_DIRECTIONS_
Please retype all of the records below word for word, leaving out any pictures.

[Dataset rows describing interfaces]
========
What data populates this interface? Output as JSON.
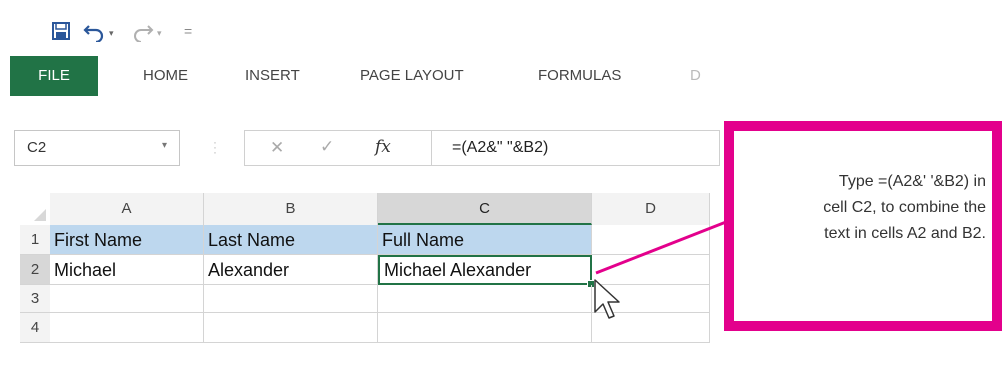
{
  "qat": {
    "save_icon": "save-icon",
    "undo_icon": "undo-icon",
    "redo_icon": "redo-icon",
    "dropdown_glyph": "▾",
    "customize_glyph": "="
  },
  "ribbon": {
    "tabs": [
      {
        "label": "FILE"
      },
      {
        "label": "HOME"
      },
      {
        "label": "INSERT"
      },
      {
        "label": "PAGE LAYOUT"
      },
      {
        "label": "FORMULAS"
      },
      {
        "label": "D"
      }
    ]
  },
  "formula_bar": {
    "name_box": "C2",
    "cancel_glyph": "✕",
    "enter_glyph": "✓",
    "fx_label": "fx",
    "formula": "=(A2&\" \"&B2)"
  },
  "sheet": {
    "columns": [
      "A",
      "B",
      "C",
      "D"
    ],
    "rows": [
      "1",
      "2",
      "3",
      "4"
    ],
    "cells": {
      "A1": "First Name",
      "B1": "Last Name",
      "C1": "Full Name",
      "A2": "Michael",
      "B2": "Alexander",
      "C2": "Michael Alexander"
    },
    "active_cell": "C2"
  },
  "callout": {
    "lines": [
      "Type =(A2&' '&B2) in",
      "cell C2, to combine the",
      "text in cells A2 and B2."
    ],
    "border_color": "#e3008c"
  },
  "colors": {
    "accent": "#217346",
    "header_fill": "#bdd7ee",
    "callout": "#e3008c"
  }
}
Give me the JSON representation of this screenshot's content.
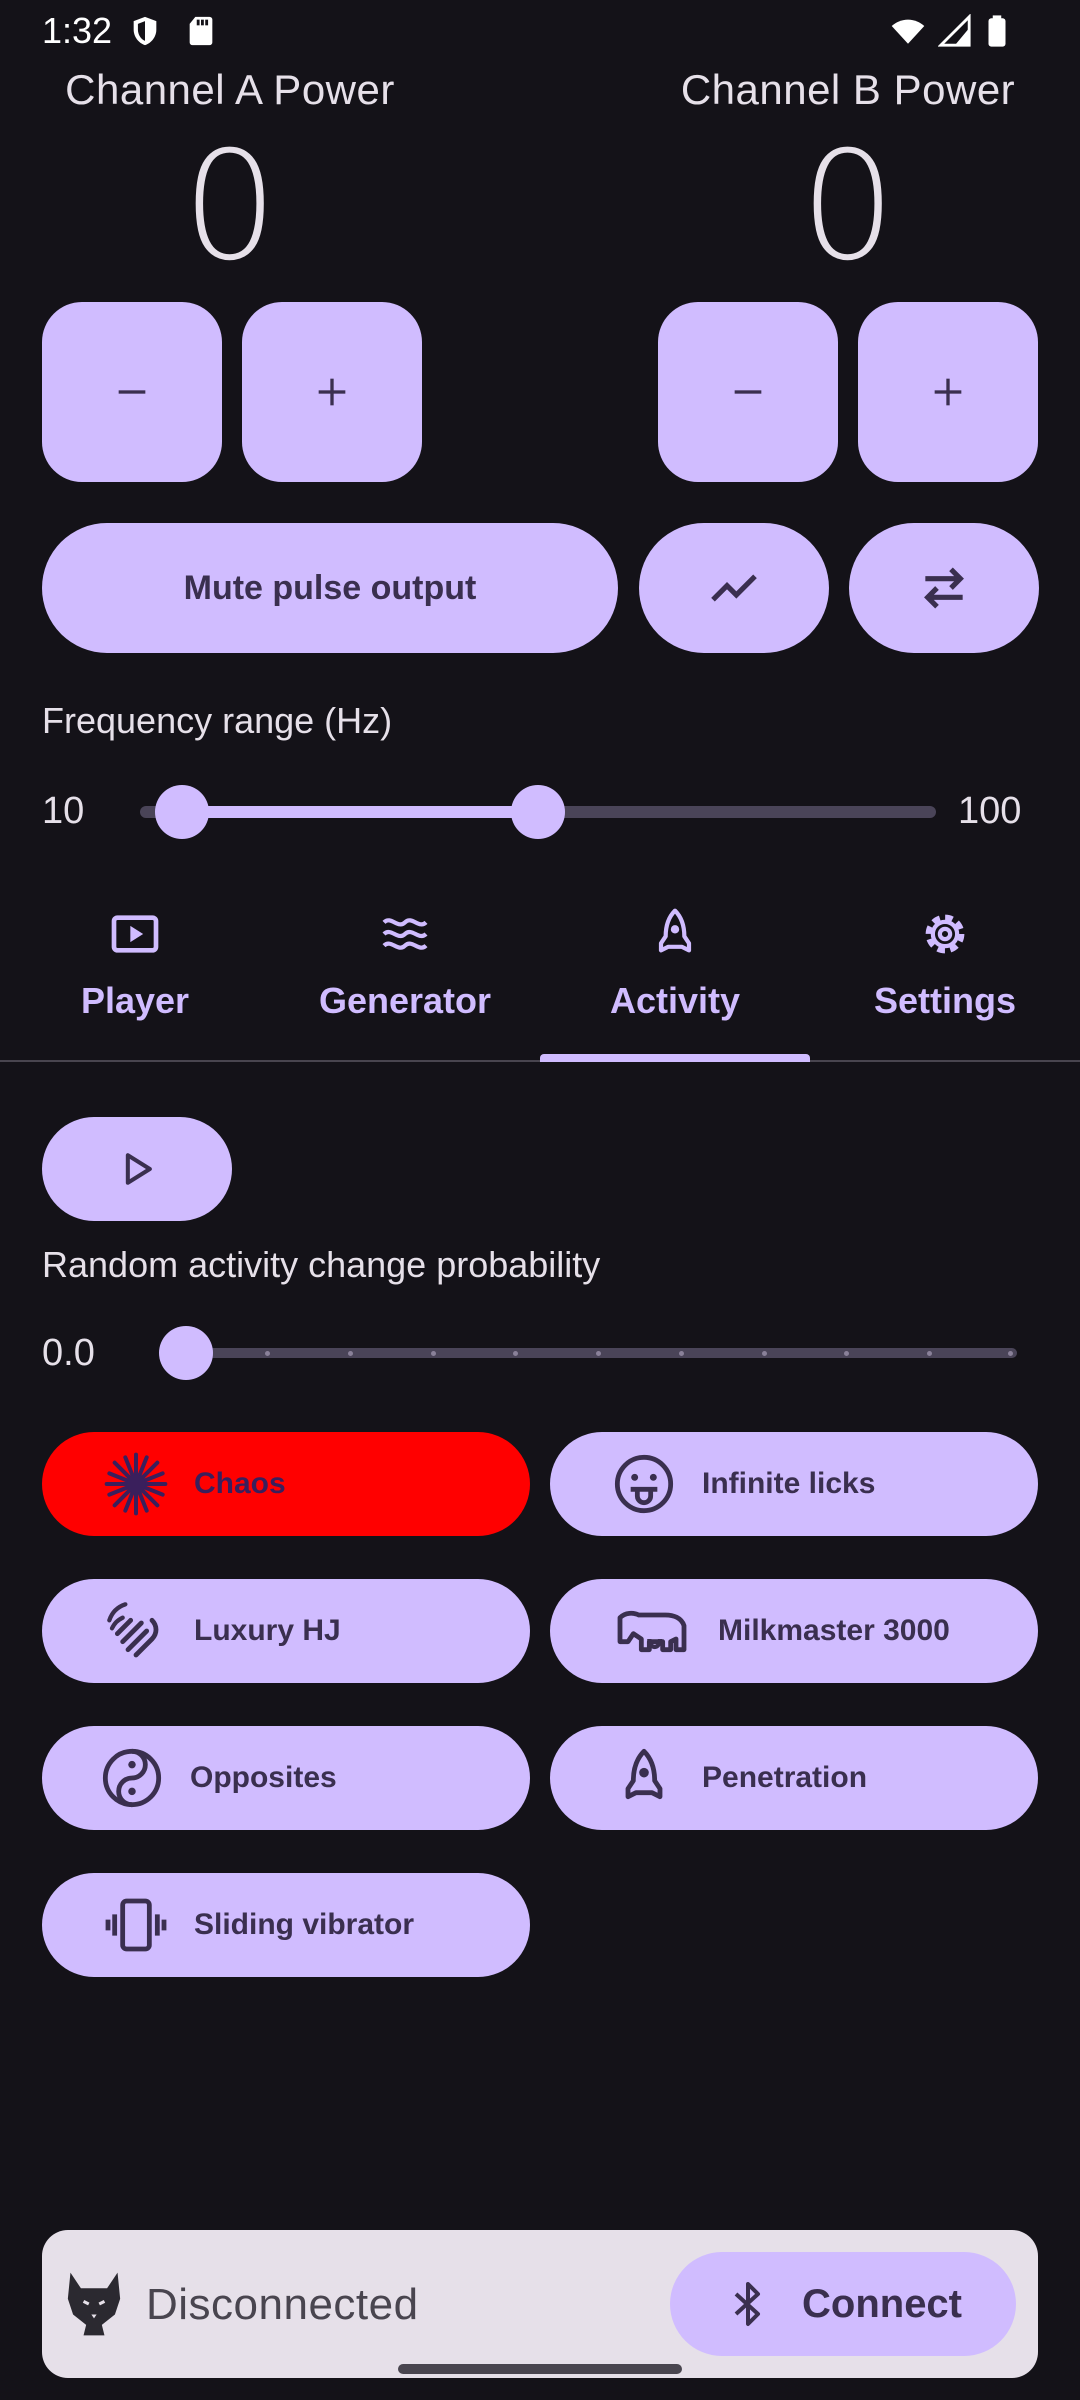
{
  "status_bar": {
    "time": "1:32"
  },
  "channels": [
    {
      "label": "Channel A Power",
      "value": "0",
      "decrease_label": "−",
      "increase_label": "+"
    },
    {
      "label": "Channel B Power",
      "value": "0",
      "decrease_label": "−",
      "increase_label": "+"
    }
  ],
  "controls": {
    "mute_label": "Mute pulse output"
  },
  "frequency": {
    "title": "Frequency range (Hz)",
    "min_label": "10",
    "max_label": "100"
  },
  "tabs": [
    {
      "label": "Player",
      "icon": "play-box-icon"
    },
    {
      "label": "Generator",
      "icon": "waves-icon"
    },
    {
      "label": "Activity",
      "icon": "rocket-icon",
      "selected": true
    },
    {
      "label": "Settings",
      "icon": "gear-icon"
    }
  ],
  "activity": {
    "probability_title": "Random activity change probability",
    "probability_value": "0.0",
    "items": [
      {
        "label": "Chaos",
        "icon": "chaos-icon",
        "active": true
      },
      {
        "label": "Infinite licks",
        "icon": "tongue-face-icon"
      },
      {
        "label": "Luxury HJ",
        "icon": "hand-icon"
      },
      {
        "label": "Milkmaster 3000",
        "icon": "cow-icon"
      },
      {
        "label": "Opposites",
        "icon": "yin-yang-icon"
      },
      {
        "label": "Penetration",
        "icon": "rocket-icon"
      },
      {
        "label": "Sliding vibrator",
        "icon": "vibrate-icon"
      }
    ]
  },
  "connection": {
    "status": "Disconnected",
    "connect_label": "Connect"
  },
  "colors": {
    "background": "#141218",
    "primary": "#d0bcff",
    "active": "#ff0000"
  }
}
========
_SOLUTION TO THIS TASK_
What data populates this interface? Output as JSON.
{
  "qat": {
    "save_icon": "save-icon",
    "undo_icon": "undo-icon",
    "redo_icon": "redo-icon",
    "dropdown_glyph": "▾",
    "customize_glyph": "="
  },
  "ribbon": {
    "tabs": [
      {
        "label": "FILE"
      },
      {
        "label": "HOME"
      },
      {
        "label": "INSERT"
      },
      {
        "label": "PAGE LAYOUT"
      },
      {
        "label": "FORMULAS"
      },
      {
        "label": "D"
      }
    ]
  },
  "formula_bar": {
    "name_box": "C2",
    "cancel_glyph": "✕",
    "enter_glyph": "✓",
    "fx_label": "fx",
    "formula": "=(A2&\" \"&B2)"
  },
  "sheet": {
    "columns": [
      "A",
      "B",
      "C",
      "D"
    ],
    "rows": [
      "1",
      "2",
      "3",
      "4"
    ],
    "cells": {
      "A1": "First Name",
      "B1": "Last Name",
      "C1": "Full Name",
      "A2": "Michael",
      "B2": "Alexander",
      "C2": "Michael Alexander"
    },
    "active_cell": "C2"
  },
  "callout": {
    "lines": [
      "Type =(A2&' '&B2) in",
      "cell C2, to combine the",
      "text in cells A2 and B2."
    ],
    "border_color": "#e3008c"
  },
  "colors": {
    "accent": "#217346",
    "header_fill": "#bdd7ee",
    "callout": "#e3008c"
  }
}
Give me the JSON representation of this screenshot's content.
{
  "status_bar": {
    "time": "1:32"
  },
  "channels": [
    {
      "label": "Channel A Power",
      "value": "0",
      "decrease_label": "−",
      "increase_label": "+"
    },
    {
      "label": "Channel B Power",
      "value": "0",
      "decrease_label": "−",
      "increase_label": "+"
    }
  ],
  "controls": {
    "mute_label": "Mute pulse output"
  },
  "frequency": {
    "title": "Frequency range (Hz)",
    "min_label": "10",
    "max_label": "100"
  },
  "tabs": [
    {
      "label": "Player",
      "icon": "play-box-icon"
    },
    {
      "label": "Generator",
      "icon": "waves-icon"
    },
    {
      "label": "Activity",
      "icon": "rocket-icon",
      "selected": true
    },
    {
      "label": "Settings",
      "icon": "gear-icon"
    }
  ],
  "activity": {
    "probability_title": "Random activity change probability",
    "probability_value": "0.0",
    "items": [
      {
        "label": "Chaos",
        "icon": "chaos-icon",
        "active": true
      },
      {
        "label": "Infinite licks",
        "icon": "tongue-face-icon"
      },
      {
        "label": "Luxury HJ",
        "icon": "hand-icon"
      },
      {
        "label": "Milkmaster 3000",
        "icon": "cow-icon"
      },
      {
        "label": "Opposites",
        "icon": "yin-yang-icon"
      },
      {
        "label": "Penetration",
        "icon": "rocket-icon"
      },
      {
        "label": "Sliding vibrator",
        "icon": "vibrate-icon"
      }
    ]
  },
  "connection": {
    "status": "Disconnected",
    "connect_label": "Connect"
  },
  "colors": {
    "background": "#141218",
    "primary": "#d0bcff",
    "active": "#ff0000"
  }
}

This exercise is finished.